_Excerpted records_.
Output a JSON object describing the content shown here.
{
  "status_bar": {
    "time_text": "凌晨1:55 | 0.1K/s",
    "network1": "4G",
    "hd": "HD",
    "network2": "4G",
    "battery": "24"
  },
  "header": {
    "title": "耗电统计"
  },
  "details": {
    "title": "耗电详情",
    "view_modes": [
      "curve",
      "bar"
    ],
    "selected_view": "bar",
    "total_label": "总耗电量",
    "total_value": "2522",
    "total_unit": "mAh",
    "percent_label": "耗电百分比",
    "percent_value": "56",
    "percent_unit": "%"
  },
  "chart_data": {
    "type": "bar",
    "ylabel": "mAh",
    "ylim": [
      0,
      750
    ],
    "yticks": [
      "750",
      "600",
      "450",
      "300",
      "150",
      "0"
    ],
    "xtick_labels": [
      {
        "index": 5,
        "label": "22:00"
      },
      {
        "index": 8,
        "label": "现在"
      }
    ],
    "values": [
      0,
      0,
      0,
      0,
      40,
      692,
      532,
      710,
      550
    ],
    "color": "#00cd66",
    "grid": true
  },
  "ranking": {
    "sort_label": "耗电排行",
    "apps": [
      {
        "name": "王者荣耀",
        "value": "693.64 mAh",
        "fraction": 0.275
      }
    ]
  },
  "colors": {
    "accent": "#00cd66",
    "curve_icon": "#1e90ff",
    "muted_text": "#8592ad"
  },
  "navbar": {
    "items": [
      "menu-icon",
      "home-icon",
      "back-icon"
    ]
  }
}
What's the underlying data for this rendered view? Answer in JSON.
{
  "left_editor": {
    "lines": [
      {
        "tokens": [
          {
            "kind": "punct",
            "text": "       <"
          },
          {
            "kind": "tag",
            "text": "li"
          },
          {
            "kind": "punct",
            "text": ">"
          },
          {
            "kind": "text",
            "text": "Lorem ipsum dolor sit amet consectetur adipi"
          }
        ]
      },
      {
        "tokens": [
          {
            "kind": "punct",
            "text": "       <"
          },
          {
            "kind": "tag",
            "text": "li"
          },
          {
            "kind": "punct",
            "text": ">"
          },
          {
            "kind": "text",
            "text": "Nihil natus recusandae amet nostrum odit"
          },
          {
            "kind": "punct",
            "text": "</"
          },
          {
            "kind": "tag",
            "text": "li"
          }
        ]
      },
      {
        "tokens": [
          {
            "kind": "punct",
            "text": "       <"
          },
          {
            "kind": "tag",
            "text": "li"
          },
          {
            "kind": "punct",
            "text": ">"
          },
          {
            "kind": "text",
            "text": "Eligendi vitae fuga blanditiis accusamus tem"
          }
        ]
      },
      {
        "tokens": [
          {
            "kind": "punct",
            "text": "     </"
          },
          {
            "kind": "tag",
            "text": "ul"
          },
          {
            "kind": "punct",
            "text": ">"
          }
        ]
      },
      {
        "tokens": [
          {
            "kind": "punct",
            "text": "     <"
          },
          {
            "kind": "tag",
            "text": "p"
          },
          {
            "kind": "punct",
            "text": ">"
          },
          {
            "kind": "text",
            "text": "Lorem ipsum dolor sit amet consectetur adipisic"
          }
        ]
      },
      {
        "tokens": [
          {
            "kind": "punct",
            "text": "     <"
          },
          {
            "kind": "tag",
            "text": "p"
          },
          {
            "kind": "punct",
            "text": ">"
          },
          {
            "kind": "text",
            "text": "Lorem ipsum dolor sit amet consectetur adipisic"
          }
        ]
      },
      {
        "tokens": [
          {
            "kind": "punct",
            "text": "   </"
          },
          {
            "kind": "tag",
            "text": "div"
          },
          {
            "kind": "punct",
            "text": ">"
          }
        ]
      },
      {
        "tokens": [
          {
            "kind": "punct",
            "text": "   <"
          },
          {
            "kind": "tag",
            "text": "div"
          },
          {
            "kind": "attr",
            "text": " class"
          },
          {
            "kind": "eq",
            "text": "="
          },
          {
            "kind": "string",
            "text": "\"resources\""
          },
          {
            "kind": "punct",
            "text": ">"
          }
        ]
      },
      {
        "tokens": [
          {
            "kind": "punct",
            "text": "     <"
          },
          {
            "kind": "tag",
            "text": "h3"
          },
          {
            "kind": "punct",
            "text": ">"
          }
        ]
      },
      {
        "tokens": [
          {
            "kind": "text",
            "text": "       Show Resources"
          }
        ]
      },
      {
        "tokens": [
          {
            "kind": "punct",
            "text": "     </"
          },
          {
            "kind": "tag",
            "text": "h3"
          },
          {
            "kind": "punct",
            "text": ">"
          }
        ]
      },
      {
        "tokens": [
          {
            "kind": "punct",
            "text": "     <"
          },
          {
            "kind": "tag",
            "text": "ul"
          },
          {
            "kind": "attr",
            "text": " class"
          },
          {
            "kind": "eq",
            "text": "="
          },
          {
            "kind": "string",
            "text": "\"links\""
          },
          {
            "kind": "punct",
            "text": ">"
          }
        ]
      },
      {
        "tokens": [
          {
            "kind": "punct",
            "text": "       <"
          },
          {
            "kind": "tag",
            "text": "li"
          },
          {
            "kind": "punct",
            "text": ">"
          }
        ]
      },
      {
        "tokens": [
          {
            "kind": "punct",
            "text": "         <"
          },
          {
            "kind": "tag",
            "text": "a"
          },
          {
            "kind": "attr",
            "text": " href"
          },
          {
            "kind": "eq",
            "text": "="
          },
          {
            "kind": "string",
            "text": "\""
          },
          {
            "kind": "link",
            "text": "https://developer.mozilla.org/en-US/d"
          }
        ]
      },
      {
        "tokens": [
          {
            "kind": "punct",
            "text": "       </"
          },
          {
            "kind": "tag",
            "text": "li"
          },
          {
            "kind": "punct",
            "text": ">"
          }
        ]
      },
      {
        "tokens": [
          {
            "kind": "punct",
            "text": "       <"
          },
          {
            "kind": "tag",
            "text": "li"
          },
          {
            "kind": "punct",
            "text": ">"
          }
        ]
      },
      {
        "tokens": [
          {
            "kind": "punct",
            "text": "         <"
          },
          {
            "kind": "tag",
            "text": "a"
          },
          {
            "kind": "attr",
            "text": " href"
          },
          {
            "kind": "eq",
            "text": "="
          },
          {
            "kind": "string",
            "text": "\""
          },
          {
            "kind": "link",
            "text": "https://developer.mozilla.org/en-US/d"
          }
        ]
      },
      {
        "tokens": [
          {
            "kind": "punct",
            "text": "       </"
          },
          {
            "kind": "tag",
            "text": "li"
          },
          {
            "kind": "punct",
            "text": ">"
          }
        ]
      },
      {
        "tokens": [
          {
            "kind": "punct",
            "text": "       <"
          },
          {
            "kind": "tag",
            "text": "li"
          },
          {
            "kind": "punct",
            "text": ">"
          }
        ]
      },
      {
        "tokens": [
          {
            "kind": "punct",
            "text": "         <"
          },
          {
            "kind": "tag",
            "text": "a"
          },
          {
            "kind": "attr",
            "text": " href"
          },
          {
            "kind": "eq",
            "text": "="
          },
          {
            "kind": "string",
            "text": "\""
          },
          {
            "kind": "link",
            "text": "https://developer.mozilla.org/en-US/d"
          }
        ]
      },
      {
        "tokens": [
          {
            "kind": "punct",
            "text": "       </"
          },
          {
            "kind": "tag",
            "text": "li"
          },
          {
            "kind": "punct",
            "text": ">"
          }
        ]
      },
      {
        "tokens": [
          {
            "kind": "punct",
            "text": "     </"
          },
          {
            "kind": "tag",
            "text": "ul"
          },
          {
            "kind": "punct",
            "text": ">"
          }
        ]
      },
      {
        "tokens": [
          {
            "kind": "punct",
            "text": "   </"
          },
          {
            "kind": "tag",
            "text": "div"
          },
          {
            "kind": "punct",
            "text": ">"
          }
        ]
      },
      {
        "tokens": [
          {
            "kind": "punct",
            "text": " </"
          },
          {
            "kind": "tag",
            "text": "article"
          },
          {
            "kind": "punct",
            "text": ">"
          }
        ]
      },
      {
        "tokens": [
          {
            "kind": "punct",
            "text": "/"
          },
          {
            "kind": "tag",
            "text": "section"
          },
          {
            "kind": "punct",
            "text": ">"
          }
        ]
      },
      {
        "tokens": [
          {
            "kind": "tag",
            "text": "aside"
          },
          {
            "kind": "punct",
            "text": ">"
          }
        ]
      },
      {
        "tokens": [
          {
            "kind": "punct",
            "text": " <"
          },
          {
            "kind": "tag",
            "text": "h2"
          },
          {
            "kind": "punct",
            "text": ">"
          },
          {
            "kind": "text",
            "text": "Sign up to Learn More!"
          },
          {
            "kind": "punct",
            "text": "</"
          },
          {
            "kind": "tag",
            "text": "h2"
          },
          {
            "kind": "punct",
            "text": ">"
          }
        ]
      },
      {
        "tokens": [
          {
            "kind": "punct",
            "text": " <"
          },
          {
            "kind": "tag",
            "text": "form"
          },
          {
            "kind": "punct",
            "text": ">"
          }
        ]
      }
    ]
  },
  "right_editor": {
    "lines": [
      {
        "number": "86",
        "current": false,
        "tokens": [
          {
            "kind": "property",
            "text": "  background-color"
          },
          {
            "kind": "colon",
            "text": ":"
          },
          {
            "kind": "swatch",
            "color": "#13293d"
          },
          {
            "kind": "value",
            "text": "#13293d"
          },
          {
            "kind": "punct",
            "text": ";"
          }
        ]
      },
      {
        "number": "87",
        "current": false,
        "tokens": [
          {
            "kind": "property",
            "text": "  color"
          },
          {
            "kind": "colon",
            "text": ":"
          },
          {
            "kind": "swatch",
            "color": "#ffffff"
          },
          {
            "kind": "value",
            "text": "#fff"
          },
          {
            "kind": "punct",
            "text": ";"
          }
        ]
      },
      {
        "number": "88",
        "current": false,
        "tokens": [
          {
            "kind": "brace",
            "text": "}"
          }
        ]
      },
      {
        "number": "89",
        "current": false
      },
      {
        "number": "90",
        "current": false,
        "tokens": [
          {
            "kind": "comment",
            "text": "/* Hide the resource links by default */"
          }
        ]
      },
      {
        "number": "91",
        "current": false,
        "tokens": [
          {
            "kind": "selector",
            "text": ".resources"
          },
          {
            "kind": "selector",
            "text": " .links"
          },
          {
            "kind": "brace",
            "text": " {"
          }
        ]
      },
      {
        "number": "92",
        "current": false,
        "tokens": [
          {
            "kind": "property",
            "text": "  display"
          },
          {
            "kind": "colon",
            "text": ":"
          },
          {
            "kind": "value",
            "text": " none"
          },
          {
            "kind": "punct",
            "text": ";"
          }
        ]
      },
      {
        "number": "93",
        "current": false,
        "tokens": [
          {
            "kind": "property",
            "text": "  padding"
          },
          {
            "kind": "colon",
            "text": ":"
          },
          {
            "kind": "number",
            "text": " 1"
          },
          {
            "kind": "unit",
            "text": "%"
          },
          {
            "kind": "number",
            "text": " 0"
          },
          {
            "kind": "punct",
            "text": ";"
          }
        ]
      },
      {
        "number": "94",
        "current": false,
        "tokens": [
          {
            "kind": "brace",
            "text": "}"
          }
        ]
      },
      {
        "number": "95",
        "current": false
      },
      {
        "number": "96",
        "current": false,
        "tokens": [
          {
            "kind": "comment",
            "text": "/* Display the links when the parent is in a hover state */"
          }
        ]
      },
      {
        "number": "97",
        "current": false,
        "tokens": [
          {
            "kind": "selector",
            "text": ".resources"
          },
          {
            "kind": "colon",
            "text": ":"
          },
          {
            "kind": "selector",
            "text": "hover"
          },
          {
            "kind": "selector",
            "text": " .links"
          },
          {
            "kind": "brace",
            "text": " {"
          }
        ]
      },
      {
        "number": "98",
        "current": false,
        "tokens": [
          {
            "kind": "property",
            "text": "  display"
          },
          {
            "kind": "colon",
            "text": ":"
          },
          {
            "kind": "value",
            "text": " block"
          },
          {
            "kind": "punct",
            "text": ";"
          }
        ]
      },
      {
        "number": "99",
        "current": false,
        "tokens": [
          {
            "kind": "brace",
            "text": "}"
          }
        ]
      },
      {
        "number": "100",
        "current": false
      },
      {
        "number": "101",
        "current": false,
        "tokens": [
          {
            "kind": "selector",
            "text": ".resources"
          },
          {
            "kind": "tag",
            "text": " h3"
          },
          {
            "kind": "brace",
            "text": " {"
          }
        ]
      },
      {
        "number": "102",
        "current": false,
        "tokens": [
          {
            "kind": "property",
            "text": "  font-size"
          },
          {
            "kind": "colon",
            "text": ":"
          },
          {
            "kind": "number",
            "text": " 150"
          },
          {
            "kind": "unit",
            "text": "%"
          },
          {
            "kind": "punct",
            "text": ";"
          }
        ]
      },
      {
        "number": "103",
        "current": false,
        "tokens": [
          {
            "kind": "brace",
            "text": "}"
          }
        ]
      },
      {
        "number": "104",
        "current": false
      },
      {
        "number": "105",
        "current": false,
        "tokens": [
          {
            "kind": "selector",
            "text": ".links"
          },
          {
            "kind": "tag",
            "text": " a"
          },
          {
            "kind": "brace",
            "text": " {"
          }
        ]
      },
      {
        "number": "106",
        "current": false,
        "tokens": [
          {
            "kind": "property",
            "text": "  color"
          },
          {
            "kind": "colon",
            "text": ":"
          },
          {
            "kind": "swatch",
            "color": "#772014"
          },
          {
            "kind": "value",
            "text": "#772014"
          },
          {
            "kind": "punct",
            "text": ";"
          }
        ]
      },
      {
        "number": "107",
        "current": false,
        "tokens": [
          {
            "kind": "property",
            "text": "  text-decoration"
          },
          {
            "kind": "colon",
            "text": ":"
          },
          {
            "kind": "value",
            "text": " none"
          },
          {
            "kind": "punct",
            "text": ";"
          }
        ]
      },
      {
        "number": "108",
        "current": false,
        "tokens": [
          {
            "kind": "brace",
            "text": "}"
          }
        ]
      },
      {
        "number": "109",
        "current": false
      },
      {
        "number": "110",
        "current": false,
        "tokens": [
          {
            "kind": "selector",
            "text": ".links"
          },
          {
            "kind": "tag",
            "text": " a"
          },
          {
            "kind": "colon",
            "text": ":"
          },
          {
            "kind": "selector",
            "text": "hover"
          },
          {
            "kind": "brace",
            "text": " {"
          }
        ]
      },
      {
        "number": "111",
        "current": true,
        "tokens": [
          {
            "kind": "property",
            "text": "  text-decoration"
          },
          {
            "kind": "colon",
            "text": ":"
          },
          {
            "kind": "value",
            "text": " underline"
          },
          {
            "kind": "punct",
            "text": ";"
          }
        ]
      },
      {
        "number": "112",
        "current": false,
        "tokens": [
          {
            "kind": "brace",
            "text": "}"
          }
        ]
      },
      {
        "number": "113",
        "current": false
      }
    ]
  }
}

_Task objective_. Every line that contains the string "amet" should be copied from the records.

_Solution below_.
            "text": "Lorem ipsum dolor sit amet consectetur adipi"
            "text": "Nihil natus recusandae amet nostrum odit"
            "text": "Lorem ipsum dolor sit amet consectetur adipisic"
            "text": "Lorem ipsum dolor sit amet consectetur adipisic"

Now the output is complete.